• [EXERCISE DETAILS]: Copy out each line of the material in which the word "data" appears.

::::

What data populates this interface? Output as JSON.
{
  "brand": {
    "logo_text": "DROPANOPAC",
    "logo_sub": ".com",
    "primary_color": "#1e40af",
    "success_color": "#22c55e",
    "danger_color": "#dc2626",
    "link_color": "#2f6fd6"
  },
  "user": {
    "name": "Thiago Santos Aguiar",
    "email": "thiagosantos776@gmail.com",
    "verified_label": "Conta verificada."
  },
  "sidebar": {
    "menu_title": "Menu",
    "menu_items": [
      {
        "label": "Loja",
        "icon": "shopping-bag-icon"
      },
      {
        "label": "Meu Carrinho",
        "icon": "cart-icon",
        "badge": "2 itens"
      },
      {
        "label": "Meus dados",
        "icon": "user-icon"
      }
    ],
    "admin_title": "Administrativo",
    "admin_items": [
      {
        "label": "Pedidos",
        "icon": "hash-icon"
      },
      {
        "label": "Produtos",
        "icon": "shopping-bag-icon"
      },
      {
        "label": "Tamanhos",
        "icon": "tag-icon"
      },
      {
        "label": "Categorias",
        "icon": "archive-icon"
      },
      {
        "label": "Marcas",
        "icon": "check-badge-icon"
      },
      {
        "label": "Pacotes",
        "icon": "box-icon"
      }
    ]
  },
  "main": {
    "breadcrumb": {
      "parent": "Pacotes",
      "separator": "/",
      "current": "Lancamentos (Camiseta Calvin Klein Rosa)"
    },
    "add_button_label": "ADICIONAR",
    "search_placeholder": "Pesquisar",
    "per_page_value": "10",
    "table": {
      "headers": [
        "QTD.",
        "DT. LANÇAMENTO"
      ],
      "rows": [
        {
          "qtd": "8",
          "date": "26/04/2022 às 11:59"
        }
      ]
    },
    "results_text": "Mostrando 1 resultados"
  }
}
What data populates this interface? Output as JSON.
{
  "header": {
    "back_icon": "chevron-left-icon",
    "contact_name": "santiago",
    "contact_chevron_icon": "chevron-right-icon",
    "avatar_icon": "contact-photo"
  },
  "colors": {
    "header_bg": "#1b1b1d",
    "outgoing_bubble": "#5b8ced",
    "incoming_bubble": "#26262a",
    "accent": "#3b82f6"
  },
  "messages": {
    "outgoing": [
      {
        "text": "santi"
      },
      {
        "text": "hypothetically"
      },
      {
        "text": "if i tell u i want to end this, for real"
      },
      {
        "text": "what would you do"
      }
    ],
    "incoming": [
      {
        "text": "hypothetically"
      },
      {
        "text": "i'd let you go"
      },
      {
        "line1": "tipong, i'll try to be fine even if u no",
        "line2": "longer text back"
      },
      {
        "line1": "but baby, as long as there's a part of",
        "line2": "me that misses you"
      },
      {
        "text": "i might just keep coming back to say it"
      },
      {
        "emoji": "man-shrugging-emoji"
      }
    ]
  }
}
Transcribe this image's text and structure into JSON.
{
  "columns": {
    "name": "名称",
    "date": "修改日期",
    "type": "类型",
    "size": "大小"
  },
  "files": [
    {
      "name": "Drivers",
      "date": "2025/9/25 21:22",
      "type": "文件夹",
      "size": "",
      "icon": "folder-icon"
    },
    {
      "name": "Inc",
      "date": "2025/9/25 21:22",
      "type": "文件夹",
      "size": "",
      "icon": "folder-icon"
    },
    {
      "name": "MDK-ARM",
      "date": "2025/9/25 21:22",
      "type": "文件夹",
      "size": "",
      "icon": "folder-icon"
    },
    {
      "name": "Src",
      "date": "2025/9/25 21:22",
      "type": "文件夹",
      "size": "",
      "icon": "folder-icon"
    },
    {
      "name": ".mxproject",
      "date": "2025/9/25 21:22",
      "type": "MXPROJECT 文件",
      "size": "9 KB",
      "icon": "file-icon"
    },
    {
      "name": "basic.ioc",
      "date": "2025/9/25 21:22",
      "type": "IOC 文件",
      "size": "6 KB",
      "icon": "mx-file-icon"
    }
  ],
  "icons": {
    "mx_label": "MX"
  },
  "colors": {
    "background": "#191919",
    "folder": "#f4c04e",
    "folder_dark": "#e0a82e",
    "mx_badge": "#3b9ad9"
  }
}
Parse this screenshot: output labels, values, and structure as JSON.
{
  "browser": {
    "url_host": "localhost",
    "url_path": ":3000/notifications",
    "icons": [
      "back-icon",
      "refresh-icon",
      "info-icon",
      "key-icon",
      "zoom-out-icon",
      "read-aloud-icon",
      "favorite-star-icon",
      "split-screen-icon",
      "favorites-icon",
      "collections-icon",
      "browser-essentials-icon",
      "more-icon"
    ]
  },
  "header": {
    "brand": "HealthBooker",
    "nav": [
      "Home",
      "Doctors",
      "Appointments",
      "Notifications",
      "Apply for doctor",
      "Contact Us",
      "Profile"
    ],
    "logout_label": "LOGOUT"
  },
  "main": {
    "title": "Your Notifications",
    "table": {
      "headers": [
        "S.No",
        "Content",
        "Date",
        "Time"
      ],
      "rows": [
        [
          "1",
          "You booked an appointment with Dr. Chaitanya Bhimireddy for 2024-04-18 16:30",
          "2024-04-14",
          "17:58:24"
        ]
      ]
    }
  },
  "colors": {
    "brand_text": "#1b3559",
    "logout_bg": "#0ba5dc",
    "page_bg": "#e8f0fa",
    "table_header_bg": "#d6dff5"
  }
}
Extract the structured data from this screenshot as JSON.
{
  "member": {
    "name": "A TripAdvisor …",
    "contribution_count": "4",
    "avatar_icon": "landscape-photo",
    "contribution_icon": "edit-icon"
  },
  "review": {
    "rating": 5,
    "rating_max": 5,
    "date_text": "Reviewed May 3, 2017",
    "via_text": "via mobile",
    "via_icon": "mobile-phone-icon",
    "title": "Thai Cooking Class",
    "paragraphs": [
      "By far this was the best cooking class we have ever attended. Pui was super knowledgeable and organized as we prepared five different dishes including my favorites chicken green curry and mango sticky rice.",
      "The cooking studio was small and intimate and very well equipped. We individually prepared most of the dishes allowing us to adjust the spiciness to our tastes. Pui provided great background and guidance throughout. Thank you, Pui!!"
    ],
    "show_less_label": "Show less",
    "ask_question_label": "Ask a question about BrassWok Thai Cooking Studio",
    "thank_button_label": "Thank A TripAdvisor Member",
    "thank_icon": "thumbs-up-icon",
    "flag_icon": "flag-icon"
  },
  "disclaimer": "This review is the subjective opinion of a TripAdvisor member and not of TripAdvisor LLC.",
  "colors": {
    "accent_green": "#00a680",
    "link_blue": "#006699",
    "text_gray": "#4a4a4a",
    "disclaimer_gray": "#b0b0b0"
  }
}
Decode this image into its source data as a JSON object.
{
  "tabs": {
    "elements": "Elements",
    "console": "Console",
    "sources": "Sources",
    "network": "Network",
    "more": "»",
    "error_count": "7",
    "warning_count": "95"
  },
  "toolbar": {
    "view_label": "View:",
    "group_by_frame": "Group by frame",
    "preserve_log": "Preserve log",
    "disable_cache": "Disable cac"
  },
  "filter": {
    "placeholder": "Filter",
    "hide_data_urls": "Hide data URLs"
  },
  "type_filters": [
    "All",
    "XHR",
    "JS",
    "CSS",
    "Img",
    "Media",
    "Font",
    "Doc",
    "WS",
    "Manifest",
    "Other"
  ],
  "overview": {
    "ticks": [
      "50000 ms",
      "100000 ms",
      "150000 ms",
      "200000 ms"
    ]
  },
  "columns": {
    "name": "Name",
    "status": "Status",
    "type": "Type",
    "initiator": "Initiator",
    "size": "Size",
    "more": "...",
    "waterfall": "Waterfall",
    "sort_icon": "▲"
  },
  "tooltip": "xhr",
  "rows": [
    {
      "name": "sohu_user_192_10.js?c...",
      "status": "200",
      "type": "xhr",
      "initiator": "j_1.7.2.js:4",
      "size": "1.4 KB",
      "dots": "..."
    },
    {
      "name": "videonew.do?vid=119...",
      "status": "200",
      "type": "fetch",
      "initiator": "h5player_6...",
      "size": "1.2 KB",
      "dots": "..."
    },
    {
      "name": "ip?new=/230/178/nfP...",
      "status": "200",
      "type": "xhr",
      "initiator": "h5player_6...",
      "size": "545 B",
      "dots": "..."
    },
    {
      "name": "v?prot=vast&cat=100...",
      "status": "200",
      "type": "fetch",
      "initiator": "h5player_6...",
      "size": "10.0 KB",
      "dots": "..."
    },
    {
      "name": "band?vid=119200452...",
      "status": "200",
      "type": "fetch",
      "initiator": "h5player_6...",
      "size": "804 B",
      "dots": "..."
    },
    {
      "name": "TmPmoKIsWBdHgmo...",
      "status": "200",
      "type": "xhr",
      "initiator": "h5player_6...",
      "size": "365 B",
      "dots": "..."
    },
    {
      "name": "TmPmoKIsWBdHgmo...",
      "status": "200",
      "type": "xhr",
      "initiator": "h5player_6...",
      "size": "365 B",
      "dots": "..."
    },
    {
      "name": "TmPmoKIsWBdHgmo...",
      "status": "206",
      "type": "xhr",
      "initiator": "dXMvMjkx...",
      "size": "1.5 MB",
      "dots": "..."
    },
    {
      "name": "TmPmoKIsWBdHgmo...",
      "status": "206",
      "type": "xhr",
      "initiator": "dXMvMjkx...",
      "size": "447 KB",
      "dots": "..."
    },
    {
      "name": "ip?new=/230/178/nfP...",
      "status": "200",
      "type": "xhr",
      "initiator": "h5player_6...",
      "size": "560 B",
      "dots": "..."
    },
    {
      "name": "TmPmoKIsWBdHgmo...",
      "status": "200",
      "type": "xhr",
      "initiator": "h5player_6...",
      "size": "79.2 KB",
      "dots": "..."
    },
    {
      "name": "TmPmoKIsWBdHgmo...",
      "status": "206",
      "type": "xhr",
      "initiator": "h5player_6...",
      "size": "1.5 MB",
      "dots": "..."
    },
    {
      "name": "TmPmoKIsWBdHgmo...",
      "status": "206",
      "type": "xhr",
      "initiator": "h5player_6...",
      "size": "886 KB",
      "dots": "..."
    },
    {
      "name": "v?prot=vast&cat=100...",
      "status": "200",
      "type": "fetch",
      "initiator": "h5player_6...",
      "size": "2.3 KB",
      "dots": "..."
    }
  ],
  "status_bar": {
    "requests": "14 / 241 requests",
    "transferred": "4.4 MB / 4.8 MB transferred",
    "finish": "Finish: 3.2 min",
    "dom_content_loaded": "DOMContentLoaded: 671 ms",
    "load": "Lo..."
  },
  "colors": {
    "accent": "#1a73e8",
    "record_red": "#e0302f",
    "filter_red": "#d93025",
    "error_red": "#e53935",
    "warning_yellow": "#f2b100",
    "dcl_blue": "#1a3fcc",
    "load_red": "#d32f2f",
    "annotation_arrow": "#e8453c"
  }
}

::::

• [OUTPUT OF THE TASK]:
What data populates this interface? Output as JSON.
What data populates this interface? Output as JSON.
Extract the structured data from this screenshot as JSON.
Decode this image into its source data as a JSON object.
    "hide_data_urls": "Hide data URLs"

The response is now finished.